> [WORK TASK]: Copy every line below where the string "Surrey" is found.

> [SOURCE DATA]:
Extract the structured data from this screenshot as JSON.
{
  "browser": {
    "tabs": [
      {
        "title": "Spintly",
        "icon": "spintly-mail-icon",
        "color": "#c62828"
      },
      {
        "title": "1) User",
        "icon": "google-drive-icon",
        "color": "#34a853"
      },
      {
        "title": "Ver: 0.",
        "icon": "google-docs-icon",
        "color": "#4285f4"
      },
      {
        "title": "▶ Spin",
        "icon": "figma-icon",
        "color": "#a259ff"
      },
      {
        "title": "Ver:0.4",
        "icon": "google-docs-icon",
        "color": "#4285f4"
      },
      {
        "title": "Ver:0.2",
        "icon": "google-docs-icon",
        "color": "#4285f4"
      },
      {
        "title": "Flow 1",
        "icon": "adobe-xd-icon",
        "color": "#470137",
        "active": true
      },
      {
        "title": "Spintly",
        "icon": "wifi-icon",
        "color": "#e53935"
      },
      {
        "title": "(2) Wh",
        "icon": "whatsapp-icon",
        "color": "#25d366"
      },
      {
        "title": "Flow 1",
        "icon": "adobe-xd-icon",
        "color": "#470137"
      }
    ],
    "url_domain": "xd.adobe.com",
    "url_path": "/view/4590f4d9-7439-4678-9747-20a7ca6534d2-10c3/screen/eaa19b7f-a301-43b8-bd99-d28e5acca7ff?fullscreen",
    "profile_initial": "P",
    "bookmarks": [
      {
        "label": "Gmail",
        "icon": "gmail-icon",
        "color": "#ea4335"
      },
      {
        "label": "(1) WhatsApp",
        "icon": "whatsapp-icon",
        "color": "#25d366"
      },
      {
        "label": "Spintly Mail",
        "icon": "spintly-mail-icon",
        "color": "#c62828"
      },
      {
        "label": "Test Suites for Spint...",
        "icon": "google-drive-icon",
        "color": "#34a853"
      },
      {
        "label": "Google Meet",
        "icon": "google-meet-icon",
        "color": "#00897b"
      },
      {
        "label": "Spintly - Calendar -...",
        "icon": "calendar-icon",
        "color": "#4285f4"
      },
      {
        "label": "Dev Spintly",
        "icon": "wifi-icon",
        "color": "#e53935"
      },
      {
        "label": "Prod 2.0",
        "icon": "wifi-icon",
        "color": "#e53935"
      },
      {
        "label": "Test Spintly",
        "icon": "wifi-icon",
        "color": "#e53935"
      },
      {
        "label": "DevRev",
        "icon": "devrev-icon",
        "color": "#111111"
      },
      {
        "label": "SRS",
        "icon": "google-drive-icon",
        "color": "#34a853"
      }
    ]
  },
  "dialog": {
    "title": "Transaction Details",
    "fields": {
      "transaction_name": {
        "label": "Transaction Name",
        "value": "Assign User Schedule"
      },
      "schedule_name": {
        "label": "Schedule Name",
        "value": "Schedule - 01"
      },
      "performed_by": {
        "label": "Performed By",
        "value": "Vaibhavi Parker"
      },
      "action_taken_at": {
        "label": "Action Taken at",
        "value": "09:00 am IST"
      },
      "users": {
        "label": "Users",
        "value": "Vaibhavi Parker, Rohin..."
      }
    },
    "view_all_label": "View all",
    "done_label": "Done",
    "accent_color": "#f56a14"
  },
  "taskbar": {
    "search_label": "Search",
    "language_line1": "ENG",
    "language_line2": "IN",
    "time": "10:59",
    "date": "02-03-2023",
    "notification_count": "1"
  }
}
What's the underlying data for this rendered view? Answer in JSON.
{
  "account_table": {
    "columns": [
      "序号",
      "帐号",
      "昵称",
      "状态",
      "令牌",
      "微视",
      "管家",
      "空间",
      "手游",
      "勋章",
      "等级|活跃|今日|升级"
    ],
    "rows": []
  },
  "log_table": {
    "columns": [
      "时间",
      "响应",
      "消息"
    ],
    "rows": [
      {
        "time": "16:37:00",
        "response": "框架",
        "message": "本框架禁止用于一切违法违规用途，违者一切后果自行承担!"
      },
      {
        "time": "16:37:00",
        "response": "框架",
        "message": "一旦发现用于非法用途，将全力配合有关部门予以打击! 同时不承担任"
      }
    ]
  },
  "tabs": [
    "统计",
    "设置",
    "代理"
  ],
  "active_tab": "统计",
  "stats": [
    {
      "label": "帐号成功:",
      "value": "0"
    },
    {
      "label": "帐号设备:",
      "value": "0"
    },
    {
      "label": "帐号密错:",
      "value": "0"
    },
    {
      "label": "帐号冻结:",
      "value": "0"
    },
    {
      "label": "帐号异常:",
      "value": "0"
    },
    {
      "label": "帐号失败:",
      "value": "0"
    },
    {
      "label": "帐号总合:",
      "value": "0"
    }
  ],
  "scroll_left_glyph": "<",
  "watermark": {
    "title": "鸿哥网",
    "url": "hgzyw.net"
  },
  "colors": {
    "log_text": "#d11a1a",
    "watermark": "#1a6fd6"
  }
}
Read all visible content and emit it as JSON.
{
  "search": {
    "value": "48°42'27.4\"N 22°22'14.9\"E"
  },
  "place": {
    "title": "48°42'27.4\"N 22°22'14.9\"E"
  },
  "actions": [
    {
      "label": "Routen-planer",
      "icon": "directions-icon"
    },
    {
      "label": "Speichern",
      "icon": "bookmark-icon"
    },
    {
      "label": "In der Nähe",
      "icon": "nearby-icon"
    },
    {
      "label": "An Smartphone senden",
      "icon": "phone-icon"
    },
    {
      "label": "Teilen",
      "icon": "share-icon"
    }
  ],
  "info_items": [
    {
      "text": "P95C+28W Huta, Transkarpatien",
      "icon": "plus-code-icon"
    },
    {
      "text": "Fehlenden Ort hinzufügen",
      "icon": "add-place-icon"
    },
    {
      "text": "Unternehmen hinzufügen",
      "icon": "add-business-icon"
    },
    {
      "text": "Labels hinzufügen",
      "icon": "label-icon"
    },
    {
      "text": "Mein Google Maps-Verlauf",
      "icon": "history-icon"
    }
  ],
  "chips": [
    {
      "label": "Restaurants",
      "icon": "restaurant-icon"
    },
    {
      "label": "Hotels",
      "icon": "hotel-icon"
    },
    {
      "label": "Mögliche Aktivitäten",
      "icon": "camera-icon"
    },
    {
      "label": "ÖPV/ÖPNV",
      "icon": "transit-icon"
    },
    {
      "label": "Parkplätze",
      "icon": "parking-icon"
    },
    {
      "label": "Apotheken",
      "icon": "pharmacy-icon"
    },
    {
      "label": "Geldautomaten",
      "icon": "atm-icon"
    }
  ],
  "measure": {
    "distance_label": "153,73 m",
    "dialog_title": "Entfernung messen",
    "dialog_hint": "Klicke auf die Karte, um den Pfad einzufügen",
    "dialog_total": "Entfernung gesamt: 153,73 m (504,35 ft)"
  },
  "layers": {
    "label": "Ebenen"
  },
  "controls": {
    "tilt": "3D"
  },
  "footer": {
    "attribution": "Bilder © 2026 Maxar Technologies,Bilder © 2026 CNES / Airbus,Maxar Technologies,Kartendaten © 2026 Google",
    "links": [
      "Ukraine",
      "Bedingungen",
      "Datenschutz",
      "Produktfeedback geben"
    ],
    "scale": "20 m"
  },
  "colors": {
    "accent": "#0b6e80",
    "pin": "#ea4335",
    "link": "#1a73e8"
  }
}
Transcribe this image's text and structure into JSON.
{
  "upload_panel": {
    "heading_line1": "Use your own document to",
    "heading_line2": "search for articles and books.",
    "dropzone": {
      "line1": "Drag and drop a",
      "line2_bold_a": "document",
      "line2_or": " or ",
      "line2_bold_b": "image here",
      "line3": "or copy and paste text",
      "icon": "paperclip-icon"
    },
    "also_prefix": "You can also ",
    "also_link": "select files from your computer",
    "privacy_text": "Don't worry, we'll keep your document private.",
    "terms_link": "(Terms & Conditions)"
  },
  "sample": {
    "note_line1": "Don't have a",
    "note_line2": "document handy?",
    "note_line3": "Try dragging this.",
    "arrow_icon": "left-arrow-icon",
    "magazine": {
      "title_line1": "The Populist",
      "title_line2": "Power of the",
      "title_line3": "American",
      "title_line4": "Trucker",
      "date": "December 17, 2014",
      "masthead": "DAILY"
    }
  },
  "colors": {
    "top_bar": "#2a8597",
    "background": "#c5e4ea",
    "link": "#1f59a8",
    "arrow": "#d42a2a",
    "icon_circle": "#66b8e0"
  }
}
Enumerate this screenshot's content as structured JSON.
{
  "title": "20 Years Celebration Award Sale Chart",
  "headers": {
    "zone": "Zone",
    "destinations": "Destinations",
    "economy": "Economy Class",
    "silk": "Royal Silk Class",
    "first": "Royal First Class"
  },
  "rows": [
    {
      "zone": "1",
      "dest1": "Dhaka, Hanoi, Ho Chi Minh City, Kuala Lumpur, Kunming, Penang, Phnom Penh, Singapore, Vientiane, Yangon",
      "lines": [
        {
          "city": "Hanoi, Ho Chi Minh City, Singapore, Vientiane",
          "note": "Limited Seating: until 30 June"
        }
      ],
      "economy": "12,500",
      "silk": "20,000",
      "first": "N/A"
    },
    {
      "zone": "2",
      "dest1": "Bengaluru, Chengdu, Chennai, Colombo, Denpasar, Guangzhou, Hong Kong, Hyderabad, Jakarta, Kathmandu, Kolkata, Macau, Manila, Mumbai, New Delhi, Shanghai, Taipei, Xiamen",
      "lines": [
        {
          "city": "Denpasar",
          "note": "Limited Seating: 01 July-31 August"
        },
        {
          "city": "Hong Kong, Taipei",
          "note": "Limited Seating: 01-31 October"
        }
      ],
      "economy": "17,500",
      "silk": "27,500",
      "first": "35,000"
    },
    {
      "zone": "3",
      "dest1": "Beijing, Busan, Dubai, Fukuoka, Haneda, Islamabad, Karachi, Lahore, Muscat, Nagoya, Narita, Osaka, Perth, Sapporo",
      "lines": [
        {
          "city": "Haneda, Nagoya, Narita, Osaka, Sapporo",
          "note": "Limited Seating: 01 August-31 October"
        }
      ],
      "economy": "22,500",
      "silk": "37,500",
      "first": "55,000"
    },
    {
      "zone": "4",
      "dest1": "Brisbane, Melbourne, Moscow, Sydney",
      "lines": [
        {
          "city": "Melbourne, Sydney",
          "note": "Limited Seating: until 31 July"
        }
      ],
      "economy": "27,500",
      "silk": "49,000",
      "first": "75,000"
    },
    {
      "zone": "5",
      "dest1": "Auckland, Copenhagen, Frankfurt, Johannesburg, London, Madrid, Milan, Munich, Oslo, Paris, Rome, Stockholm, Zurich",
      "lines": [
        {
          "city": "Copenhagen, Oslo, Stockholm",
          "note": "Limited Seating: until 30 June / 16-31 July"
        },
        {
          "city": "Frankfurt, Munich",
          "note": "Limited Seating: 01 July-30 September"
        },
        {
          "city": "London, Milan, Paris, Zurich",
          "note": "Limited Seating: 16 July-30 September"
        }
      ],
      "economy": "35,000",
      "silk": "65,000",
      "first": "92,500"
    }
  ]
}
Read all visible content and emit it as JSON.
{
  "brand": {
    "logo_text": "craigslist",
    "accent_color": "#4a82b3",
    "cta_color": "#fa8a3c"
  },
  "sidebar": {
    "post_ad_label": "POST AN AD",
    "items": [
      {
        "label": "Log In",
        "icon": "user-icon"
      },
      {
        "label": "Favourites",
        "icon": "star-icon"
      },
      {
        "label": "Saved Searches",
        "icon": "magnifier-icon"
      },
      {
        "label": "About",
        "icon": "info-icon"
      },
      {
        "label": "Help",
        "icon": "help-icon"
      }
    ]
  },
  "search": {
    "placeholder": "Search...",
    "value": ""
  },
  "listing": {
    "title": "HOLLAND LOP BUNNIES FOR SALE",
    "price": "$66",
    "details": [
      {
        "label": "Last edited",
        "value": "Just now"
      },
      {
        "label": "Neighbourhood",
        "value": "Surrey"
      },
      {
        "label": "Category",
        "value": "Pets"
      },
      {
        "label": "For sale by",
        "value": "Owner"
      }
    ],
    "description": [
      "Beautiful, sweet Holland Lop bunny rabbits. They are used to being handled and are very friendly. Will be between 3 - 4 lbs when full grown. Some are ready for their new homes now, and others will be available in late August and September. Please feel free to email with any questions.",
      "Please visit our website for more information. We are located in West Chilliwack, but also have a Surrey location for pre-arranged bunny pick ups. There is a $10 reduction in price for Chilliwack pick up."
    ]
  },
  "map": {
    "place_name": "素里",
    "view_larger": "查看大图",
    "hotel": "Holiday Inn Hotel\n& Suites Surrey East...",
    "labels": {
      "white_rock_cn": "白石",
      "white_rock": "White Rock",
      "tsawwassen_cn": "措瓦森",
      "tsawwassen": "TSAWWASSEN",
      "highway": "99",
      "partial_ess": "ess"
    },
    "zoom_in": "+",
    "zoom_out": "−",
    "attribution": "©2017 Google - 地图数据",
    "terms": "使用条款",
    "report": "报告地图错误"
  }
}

> [SOLUTION TO THE PROBLEM]:
        "value": "Surrey"
      "Please visit our website for more information. We are located in West Chilliwack, but also have a Surrey location for pre-arranged bunny pick ups. There is a $10 reduction in price for Chilliwack pick up."
    "hotel": "Holiday Inn Hotel\n& Suites Surrey East...",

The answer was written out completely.